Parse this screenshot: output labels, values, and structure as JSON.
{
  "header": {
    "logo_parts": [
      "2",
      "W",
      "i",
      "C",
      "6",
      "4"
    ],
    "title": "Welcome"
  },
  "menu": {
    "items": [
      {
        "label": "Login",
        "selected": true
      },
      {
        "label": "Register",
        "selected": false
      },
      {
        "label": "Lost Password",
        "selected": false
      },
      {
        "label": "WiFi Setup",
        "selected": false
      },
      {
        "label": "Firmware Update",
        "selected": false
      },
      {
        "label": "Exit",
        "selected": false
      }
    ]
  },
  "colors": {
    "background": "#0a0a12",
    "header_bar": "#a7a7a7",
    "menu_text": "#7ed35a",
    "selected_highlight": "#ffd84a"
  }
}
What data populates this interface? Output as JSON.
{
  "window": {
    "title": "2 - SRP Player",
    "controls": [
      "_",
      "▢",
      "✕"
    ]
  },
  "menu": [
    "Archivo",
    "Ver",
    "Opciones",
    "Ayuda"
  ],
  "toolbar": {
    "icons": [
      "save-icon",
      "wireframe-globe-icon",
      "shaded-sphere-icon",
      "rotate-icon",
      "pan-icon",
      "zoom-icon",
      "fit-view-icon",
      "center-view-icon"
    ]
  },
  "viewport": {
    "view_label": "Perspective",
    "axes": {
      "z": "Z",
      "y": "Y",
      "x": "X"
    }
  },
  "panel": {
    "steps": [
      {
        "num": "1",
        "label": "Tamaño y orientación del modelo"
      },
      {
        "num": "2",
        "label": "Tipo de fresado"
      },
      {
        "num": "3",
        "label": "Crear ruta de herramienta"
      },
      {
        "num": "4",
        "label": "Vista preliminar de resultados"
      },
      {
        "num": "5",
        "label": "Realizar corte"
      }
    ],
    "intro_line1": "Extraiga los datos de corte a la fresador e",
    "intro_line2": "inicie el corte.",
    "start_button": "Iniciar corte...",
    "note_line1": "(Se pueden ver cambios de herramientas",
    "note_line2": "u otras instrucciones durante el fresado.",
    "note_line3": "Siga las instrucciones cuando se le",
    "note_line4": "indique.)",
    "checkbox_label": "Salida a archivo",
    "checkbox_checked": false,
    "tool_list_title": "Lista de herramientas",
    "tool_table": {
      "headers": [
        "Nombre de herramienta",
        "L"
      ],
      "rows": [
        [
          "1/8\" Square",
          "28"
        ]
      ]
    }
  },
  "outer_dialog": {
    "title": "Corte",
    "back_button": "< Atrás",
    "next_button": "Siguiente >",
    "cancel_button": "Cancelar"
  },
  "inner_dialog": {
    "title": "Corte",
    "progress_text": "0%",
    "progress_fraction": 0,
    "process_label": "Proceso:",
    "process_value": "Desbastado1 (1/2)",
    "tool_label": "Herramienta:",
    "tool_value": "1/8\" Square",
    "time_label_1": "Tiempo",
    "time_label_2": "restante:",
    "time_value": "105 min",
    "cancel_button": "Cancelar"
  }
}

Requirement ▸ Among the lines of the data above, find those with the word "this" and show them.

Written solution ▸
Parse this screenshot: output labels, values, and structure as JSON.
What data populates this interface? Output as JSON.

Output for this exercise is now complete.